What about Online Resources? Yes, online resources are out there to help but there are times where it doesn’t always work. My example is when I was learning the different types of gestures with my Galaxy Tablet. I am familiar with the ones for Apple but with Android it is not easy. There are the single finger gestures like for double tapping and swiping like on Apple and there are two finger ones which I have tried and don’t seem to work, I even tried out angular gestures and they don’t work except viewing notifications. I’d rather have someone explain it to me in person because that is how I usually learn the best and that is another thing and that is not everyone can learn from just reading a web page and with how much of a complex system Android can be it would be easier if someone does have a class.

Another thing is that the web pages with some of the items work for some and not work for others as in different keyboard commands for instance when I first got my keyboard for my Tablet some of them don’t work except causes the Tablet to move without making that command in the right sequence.
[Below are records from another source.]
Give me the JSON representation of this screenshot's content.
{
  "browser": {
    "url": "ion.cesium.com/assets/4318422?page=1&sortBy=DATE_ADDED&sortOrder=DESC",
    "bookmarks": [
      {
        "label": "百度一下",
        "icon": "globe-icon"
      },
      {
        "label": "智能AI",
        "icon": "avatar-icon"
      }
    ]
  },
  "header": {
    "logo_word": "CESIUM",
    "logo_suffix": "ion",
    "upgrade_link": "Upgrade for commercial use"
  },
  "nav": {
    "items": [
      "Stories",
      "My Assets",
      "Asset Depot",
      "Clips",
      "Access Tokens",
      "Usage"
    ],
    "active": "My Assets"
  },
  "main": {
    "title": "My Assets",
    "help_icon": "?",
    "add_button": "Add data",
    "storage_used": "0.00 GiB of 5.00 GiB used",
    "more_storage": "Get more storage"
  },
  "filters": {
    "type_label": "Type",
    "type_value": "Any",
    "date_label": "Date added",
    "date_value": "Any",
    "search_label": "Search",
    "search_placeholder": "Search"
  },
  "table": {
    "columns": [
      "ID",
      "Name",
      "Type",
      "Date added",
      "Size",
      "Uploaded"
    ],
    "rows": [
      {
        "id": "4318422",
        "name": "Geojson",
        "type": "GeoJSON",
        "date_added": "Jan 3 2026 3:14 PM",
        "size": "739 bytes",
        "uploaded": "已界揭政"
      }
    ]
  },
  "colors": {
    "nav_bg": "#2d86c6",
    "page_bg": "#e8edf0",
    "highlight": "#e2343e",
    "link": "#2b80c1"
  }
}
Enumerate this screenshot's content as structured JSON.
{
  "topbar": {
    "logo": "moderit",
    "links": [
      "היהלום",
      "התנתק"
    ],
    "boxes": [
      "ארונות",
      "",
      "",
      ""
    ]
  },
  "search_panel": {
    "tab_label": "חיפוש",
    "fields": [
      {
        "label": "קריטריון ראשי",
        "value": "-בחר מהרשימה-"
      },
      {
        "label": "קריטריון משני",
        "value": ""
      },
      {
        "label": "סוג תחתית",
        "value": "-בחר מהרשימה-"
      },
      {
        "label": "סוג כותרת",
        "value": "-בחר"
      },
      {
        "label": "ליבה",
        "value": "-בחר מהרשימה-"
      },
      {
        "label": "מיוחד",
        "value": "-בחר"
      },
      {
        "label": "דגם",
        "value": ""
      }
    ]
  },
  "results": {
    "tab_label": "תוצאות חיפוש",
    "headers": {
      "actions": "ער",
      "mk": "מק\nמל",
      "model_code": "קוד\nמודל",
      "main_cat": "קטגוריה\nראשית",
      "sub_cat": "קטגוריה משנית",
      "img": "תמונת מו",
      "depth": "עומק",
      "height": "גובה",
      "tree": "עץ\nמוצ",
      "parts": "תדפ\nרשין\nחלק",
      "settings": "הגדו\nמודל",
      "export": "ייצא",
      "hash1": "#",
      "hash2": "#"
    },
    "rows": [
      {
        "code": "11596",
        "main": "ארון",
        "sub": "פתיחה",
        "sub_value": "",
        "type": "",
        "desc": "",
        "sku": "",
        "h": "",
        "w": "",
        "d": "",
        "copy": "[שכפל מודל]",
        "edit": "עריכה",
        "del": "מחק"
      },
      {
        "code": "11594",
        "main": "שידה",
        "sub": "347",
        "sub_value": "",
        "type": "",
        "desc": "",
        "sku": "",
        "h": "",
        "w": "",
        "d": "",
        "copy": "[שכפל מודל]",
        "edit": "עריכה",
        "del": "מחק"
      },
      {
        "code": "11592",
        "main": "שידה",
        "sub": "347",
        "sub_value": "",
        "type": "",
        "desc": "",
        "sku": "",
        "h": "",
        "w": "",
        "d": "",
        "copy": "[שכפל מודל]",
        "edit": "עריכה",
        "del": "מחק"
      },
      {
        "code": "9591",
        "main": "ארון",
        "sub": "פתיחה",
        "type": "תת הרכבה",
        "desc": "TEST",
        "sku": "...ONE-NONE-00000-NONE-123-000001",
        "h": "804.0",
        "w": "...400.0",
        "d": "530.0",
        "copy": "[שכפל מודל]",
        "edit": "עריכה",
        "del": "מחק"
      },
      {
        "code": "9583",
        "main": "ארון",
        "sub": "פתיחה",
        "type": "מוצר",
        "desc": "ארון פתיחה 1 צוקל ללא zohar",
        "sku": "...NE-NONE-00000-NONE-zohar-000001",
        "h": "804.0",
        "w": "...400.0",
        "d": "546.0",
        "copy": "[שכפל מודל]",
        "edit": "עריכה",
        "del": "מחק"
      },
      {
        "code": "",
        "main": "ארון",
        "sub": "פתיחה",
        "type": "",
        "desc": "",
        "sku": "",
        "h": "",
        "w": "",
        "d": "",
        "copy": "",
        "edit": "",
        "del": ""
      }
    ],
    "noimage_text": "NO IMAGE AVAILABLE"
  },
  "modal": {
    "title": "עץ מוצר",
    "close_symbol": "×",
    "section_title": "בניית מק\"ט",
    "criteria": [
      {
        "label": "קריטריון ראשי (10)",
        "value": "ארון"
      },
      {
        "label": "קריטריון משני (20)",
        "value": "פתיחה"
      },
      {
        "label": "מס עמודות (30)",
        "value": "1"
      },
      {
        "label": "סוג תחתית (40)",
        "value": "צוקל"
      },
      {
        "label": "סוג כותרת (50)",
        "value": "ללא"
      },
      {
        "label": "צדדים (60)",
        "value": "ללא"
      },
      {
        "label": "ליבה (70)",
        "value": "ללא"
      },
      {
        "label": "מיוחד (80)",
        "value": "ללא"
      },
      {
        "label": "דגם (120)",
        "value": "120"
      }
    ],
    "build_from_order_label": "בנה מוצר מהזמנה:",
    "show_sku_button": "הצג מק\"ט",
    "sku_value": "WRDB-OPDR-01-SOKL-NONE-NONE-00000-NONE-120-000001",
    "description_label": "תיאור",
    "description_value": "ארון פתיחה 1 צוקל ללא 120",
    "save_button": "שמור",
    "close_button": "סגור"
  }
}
I think some of the commands may work for other models but maybe not for this one so training may help there with someone who may be able to help with what might be happening. And another thing is having that person one on one with you can help bounce ideas to see about working on the problems that are in front of them with how complex Android can be.

Conclusion: Training in Android should be for anyone who is visually impaired that may want to explore a new platform that would probably fit their needs especially if they go into a job position that deals with using different kinds of technology and it would help any rising A. T. Specialists that may have students that want to learn it to have the skills and knowledge in teaching it to who wants to know this platform and its accessibility apps that are being developed for it. Like with the sighted world, we want to be able to be included in that world and competitiveness in the job world by showing that we can work in new tech fields and bring it to our professors and bosses when we get there.

So, that is it for this post! Next I am hoping to bring my Discord review since AIM is going bye bye next week and want to give someone an option that may be visually impaired a new app to try out. Among this category, I will also be doing a post on my take about accessibility in gaming since that is becoming a hot topic this year going on into 2018! So, until next time especially after Holiday Matsuri 2017 where we will have our coverage from that! Catch you on the universe side!